But back to the entrance under the trees. As you go inside you are enveloped in a timber fragrance that will hopefully persist for at least a few performances. But there is no generous foyer in which to enjoy it, in the pursuit of shrinkage the front of house functions are dealt with at the visitors’ centre with its generous tea rooms. Instead you are immediately confronted with the curved CLT face of the auditorium. Once this is broached you are inside both a work of theatre and an architectural ecosystem. Let us first climb up and take our seat in the narrow balconies that line this rotunda. You are only a stone’s throw from the stage, so is rest of the audience. You can see truly see the player’s expressions. As at the Globe, the audience is part of the show too.

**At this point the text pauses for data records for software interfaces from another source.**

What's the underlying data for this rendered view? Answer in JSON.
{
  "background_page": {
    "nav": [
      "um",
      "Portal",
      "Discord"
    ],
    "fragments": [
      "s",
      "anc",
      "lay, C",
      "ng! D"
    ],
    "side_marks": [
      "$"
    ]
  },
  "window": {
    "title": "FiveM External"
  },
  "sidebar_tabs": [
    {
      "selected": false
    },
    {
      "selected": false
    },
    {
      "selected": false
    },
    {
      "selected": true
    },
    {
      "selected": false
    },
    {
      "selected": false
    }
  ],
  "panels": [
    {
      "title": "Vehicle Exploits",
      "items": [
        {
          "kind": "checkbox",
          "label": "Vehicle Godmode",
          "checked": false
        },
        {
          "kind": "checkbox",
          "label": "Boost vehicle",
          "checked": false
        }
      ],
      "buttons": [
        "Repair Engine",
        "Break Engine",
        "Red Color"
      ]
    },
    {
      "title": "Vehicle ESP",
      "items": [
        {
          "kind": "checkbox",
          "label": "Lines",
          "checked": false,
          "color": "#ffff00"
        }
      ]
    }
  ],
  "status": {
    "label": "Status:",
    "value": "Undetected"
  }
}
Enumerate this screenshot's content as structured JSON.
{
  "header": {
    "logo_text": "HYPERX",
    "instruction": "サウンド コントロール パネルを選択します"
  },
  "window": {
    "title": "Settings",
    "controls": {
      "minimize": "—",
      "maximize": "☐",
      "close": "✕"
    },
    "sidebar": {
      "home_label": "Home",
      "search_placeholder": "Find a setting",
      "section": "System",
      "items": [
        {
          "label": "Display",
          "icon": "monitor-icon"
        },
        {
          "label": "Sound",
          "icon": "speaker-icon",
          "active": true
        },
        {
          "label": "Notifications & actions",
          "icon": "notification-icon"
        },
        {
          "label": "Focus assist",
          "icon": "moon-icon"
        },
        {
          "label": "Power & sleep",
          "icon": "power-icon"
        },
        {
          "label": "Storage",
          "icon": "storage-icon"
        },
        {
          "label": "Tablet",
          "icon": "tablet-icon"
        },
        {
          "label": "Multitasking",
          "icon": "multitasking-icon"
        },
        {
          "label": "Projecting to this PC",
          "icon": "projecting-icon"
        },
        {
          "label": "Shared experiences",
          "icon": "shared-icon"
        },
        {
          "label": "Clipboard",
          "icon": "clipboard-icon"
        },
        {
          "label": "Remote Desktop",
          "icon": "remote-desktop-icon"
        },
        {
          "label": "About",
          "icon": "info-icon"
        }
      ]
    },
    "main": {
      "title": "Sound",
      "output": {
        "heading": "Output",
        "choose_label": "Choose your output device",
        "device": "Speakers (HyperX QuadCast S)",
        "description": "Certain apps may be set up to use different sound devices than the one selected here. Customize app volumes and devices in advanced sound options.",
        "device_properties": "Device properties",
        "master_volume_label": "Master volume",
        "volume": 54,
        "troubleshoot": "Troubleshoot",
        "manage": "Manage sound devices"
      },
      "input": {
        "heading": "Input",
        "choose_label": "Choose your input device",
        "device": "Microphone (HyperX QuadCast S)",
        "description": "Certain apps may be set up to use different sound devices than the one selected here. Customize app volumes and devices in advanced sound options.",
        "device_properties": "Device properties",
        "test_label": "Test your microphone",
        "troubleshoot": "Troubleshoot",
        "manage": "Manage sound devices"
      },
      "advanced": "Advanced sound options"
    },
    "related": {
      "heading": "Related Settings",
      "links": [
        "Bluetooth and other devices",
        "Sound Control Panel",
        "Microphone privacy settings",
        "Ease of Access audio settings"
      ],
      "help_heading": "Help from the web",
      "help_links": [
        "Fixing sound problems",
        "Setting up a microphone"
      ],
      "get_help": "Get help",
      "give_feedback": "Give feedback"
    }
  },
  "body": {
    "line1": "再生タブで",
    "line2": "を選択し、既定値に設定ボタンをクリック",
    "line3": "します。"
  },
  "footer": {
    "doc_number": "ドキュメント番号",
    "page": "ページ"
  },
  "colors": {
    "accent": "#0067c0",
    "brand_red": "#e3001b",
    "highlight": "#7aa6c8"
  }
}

But for Todd there was also the important technical challenge of making this sustainable. ‘I can’t think of doing it at any other way,’ he says. He worked closely with a young engineer from LM Ingénieur, who took on the challenge of a naturally ventilated theatre with enthusiasm. The supply of cold air itself from the plenum took a study in itself, concrete being constructed as part of the basement to ensure there is cool air to draw in, even on the warmest of days. The auditorium acts as a chimney for warm air, cool supplied neatly under the seats, warm vented at the centre and sides of the roof. The roof itself is beautiful, panels radiating out from the centrepoint and light filtering in around the sides. Despite a roughness to the edges this is a building in which one would expect special experiences, even when it is empty.
Leaving the soothing château and theatre behind I return to the bleak Eurostar Station at Calais, populated by desultory returnees to the UK and a straggle of Syrian migrants asking for the camp, Calais Jungle. From here an Entente Cordiale seems a long way off and the theatre not so much a symbol of unity but a memorial to it.
Net floor area: 1233m2
Net construction cost: €4.3 million
Cost per m2: €3,487
200 tonnes of wood used
100 tonnes of carbon captured
Projected energy use: 28 kWh/m2/year
Client Conseil Départemental du Pas
Architect Studio Andrew Todd
Engineer (structure and natural ventilation) LM Ingénieur
Engineers (M+E) Atelux
Theatre consultant (technical): Charcoalblue
Acoustician Byron Harrison, Charcoalblue
Fire engineering and accessibility consultant Cabinet Casso
Cost consultant Bureau Michel Forgue